Congratulations to Dr. Eugenia Khamlampieva on her new National Science Foundation grant for MRI: Acquisition of an Atomic Force Microscope for Materials Research and Education.
Dr. Kharlampieva says: This Major Research Instrumentation award supports the University of Alabama at Birmingham to acquire an atomic force microscope for interdisciplinary materials research and education. This microscope supports a diverse, multi-departmental research in soft materials ranging from soft synthetic hydrogels to relatively dense composites and biological structures. The instrument will be located at UAB Department of Chemistry and will combine the capabilities for high-resolution and high-speed imaging with quantitative nanomechanical mapping.
The ability to acquire multifunctional, high-resolution data under a wide range of operating conditions allows for studies on a broad spectrum of dry and hydrated samples. The types of samples extend from synthetic networks, polymer composites, nanodevices, to cell membranes and tissues. The common theme among these samples is that they all involve soft materials, i.e., synthetic polymers, biological structures, or combinations of the two. An increased ability to characterize state-of-the-art nanomaterials results in an enhanced fundamental understanding of the structural properties of soft materials and the composition at their surfaces. This includes the effect of the surface morphology on the physical, biological, and chemical characteristics of the materials.
The understanding enables transformative research for the development of new materials in tissue regenerative therapies, controlled drug delivery, molecular sensing, and related biotechnologies. The atomic force microscope will also play a vital role in student education in the fields of chemistry, materials science, biomedical science, and biomedical engineering. A high-caliber research environment is vital to the regional economy in Central Alabama through raising community awareness toward biomedical and soft-materials technologies.

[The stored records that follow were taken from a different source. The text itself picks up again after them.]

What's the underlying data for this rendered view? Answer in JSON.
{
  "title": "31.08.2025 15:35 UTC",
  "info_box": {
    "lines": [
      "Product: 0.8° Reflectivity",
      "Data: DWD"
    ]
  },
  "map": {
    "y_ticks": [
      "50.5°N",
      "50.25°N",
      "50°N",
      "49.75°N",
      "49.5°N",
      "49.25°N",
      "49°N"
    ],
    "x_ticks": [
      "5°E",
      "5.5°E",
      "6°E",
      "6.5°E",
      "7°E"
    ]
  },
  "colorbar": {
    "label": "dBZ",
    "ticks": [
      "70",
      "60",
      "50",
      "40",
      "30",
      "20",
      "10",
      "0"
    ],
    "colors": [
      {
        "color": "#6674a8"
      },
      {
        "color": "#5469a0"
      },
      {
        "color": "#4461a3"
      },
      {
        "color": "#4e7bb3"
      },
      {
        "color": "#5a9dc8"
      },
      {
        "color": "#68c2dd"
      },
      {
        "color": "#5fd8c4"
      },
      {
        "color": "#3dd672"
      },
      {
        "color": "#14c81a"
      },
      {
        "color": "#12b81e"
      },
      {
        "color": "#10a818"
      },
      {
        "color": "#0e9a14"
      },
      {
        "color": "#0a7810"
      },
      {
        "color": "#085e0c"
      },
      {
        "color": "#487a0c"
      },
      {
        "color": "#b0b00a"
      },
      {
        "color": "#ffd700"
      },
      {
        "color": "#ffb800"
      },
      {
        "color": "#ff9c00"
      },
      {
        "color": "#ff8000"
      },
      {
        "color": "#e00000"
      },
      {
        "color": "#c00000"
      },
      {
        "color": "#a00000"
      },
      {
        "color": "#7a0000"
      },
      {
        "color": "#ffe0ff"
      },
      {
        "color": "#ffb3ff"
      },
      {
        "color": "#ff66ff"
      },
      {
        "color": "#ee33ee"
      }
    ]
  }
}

UAB is an Equal Opportunity/Affirmative Action Employer committed to fostering a diverse, equitable and family-friendly environment in which all faculty and staff can excel and achieve work/life balance irrespective of race, national origin, age, genetic or family medical history, gender, faith, gender identity and expression as well as sexual orientation. UAB also encourages applications from individuals with disabilities and veterans.